A year ago, I was finishing my sabbatical journey to congregations that do a particularly good job of welcoming and including people. I have been trying to weave my discoveries into my preaching and teaching here at FPC, and have also been at work on a book called The Welcoming Congregation: Roots and Fruits of Christian Hospitality. Here is a sneak peak of the book, well ahead of its publication in the next year or so:
The roots of Christian hospitality include sites, worship, meals, and smallgroups.
DEVOTION, ALL COMMITTEE NIGHT
MAY 5, 2009
Philippians 2:1-5, 14-15
We were not raised in a world that teaches us to "consider others better than ourselves" nor to do everything without arguing or murmuring, yet, as mentioned in Philippians, that is what we are called to do as Christians. That is an "uncommon" way to treat people and to go about relationships.
So much of the time, church’s focus, meet and talk about what they need to do to improve their traditional worship, get more people involved, serve more of those in need, make worship more contemporary, get more people to their functions, serve our children better, get more members, get more pledging units, etc., all of these things are common amongst church meetings.
House of Prayer for All People
We believe God calls us to be an uncommon Christian community, embracing all people with God's love and grace. By the power of the Holy Spirit, we at FPC: Worship God with honesty, joy and imagination, nurture our lives of faith in Christ, extend hospitality and grace to all people, serve a world in need, and work for reconciliation among people of diverse perspectives.
by Jessica Tate, June 2009 Octagon
Author Anne Lamott explains that she makes her seven-year-old son Sam go to church because “When I was at the end of my rope, the people at St. Andrew’s [church] tied a knot in it for me and helped me hold on.”

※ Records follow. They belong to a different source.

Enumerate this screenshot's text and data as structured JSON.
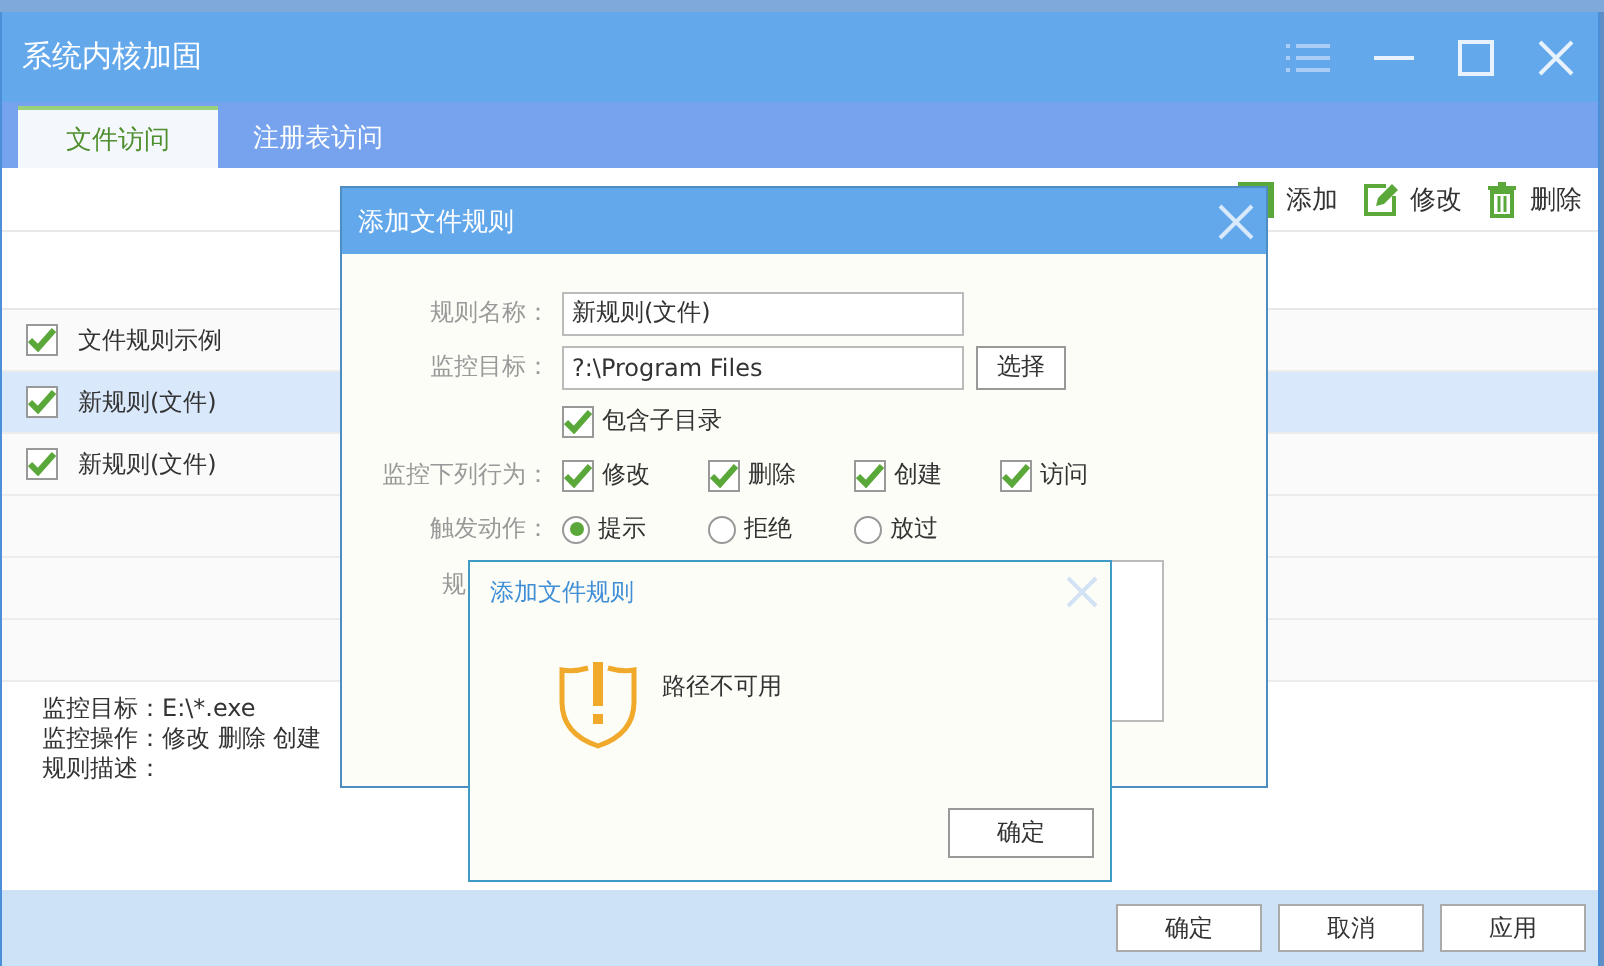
{
  "window": {
    "title": "系统内核加固"
  },
  "tabs": [
    {
      "label": "文件访问",
      "selected": true
    },
    {
      "label": "注册表访问",
      "selected": false
    }
  ],
  "toolbar": [
    {
      "kind": "add",
      "label": "添加"
    },
    {
      "kind": "edit",
      "label": "修改"
    },
    {
      "kind": "delete",
      "label": "删除"
    }
  ],
  "rules": [
    {
      "name": "文件规则示例",
      "checked": true,
      "selected": false
    },
    {
      "name": "新规则(文件)",
      "checked": true,
      "selected": true
    },
    {
      "name": "新规则(文件)",
      "checked": true,
      "selected": false
    }
  ],
  "details": [
    "监控目标：E:\\*.exe",
    "监控操作：修改 删除 创建",
    "规则描述："
  ],
  "footer_buttons": [
    "确定",
    "取消",
    "应用"
  ],
  "rule_dialog": {
    "title": "添加文件规则",
    "name_label": "规则名称：",
    "name_value": "新规则(文件)",
    "target_label": "监控目标：",
    "target_value": "?:\\Program Files",
    "browse_button": "选择",
    "subdirs": {
      "label": "包含子目录",
      "checked": true
    },
    "behavior_label": "监控下列行为：",
    "behaviors": [
      {
        "label": "修改",
        "checked": true
      },
      {
        "label": "删除",
        "checked": true
      },
      {
        "label": "创建",
        "checked": true
      },
      {
        "label": "访问",
        "checked": true
      }
    ],
    "action_label": "触发动作：",
    "actions": [
      {
        "label": "提示",
        "selected": true
      },
      {
        "label": "拒绝",
        "selected": false
      },
      {
        "label": "放过",
        "selected": false
      }
    ],
    "desc_label": "规"
  },
  "alert": {
    "title": "添加文件规则",
    "message": "路径不可用",
    "button": "确定"
  }
}
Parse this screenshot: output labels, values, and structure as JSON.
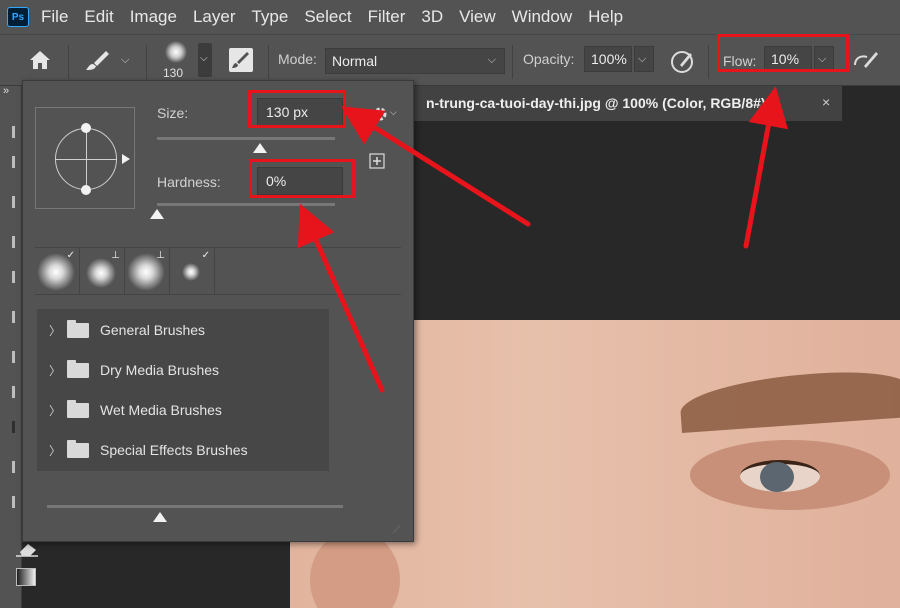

She goes on to describe how this community helped her hold on even when she announced that she was broke and single and pregnant. She describes how they nursed her through pregnancy with casseroles and prayers and how they pass her son around the room like he’s their own. In her beautiful way of writing, Lamott never comes right out and says it, but in a single word, the reason she makes Sam go to church is: community.